Clarification on planting near a mound septic system

Asked July 29, 2018, 1:11 PM EDT

There is a UofM Extension posted question/reply regarding how close trees/shrubs can be planted to a mound septic system. The link referenced in the reply is broken and can it be restored? Our new mound took 42 dump trucks of material to complete, and even with the slope that was created in this instance the 20-50 foot recommended safe perimeter would not include any segment "on side slopes". I removed two cord of trees for this construction, some simply for truck access and we are very interested in restoration. Is the bottom line to keep all trees a minimum of 20-50 feet away from all system components?
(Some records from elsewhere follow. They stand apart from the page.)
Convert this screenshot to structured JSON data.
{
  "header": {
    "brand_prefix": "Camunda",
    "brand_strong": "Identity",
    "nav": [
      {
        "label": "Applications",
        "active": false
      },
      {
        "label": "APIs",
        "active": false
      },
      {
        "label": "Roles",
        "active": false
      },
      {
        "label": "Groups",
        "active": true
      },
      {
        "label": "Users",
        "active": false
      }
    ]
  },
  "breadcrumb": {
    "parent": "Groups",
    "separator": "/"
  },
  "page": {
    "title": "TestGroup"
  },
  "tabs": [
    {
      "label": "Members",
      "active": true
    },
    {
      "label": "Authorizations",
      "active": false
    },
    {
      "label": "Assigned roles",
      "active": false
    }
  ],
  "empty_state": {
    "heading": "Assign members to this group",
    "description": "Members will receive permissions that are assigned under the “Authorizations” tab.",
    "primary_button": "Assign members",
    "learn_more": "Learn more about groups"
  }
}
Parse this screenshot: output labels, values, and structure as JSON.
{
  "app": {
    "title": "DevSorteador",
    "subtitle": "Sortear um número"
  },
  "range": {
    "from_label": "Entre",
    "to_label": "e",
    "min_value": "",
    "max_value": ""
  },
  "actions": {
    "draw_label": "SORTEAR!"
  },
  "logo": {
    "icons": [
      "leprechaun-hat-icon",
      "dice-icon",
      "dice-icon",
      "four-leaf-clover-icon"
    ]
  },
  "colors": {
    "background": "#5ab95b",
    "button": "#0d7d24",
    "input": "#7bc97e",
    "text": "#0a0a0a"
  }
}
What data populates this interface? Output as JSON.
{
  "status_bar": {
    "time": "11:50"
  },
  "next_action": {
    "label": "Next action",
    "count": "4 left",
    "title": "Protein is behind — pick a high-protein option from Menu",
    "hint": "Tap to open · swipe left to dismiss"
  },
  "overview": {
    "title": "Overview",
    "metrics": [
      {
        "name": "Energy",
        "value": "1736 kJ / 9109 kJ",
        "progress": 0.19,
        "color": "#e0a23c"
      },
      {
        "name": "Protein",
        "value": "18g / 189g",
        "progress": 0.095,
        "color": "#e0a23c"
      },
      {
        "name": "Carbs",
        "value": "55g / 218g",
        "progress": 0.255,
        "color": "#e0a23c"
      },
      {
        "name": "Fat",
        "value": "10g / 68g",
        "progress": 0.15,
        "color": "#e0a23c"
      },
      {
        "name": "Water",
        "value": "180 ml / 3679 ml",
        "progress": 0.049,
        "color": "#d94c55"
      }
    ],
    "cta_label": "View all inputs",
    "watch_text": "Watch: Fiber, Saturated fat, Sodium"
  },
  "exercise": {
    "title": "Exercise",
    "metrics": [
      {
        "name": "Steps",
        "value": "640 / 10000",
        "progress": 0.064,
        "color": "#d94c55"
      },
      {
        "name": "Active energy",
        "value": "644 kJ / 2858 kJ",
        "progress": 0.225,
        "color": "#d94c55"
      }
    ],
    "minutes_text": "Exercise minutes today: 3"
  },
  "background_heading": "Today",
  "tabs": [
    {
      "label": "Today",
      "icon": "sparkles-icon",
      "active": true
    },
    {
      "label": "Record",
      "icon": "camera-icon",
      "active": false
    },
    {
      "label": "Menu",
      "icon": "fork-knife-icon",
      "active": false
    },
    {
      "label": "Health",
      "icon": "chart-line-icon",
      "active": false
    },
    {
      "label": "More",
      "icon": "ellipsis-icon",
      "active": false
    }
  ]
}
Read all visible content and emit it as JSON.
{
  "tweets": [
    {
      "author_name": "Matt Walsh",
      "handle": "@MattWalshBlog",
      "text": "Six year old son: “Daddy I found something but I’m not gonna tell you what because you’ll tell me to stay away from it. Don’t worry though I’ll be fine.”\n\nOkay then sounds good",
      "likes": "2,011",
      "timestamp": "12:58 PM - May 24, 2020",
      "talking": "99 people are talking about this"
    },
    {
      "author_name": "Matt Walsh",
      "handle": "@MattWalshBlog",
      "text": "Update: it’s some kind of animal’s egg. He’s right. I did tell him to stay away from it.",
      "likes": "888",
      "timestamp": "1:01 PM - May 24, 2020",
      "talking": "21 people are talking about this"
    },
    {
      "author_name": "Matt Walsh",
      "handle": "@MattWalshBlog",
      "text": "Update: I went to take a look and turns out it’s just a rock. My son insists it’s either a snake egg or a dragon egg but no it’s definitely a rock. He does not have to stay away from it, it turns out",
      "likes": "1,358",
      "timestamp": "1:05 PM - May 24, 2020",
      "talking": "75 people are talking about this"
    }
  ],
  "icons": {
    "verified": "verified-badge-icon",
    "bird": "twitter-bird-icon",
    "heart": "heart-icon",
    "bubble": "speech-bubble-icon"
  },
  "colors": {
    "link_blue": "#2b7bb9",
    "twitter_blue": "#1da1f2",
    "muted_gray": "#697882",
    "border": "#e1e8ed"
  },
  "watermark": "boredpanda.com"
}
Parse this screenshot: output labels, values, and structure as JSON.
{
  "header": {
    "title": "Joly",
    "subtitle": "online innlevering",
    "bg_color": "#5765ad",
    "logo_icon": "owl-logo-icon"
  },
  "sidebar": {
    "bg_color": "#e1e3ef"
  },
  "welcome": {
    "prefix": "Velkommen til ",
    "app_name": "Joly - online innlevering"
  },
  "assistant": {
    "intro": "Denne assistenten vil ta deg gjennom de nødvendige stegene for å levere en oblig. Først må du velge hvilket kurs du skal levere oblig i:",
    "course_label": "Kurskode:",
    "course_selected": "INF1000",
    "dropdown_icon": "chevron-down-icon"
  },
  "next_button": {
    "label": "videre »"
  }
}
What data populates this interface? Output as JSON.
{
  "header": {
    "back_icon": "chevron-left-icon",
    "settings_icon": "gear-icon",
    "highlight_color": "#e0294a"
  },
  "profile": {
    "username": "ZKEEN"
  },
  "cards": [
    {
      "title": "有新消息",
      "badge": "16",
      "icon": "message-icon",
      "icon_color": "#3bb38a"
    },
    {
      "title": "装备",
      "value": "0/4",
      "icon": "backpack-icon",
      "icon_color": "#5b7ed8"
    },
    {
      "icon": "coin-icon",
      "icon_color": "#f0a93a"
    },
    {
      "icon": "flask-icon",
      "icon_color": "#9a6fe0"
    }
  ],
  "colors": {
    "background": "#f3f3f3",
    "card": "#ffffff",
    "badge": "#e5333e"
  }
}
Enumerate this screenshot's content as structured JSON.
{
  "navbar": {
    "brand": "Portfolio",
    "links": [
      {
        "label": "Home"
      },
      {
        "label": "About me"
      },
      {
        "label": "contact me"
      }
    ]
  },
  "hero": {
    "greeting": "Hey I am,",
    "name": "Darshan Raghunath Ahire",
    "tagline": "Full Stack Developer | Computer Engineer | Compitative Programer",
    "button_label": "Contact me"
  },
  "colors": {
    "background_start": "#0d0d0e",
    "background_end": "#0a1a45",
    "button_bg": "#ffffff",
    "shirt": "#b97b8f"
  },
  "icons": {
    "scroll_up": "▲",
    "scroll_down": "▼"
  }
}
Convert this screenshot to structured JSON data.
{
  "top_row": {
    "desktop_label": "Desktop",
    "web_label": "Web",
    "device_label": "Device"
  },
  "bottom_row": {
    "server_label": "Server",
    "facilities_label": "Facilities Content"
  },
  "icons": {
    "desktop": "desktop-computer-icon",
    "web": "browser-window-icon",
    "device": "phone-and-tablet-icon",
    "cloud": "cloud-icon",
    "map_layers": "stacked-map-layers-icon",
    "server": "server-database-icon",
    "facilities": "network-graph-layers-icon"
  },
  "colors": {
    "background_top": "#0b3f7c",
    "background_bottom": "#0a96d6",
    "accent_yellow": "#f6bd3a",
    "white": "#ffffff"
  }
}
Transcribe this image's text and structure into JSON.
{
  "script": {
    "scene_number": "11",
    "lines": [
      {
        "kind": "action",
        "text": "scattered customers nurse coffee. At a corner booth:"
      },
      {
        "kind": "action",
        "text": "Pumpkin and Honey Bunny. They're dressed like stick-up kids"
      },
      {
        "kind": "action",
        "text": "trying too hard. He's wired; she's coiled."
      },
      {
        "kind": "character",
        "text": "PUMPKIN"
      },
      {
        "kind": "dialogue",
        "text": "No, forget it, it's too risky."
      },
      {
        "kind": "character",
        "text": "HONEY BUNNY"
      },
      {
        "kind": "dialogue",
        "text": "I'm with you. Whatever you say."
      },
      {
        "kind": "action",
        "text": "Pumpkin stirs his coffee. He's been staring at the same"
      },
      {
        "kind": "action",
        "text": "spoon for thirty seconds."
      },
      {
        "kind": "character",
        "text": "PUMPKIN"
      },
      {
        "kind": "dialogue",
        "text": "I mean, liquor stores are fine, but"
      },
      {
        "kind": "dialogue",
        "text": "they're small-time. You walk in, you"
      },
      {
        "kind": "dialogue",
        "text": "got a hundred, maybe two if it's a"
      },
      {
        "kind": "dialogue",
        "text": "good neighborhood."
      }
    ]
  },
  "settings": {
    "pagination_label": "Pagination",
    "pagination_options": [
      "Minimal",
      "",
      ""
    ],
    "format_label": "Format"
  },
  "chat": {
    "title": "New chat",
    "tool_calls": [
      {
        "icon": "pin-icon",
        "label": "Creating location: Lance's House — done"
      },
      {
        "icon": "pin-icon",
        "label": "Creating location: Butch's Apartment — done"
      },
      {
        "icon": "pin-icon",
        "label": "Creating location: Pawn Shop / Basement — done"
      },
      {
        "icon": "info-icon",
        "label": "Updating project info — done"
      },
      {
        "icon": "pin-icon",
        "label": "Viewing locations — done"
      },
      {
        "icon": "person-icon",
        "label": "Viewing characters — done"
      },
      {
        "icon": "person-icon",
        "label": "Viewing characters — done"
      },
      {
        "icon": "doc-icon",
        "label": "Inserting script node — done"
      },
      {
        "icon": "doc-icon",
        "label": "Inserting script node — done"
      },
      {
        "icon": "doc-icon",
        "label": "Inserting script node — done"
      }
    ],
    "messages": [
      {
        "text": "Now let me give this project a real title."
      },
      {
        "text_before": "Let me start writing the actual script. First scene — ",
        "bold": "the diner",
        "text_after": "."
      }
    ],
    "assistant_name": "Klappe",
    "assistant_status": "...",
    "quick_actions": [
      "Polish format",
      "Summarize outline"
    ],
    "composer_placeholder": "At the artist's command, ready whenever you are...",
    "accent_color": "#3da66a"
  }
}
Could trees be planted closer if the tree base was located below the lowest component (the mound's sand layer) or can roots grow upward seeking moisture?

Thanks for the help.

Original posted reply:
Here are guidelines from a University of Minnesota bulletin:
  • Do not place trees and shrubs ON the mound; they may be planted at the foot or on side slopes. Frame the mound with trees and shrubs at a distance, but use only herbaceous (non-woody) plants on the mound itself. Trees should be planted a minimum of 20 feet from the edge of the mound. Trees known for seeking water reservoirs, such as poplar, maple, willow and elm, should be planted at least 50 feet from the mound. Shrubs should not be planted on top of the mound.

Go here to read the complete bulletin:

Ramsey County Minnesota

1 Response

First, we apologize for the broken link. The University of Minnesota Extension website is undergoing a large renovation this summer and many of the links are broken.

Tree roots can grow "up", so the rule of 30 feet away should be adhered to. Here are some publications from other states' Extension Services that might be helpful. Use caution when choosing a recommended plant from these lists that the plant is appropriate for Minnesota: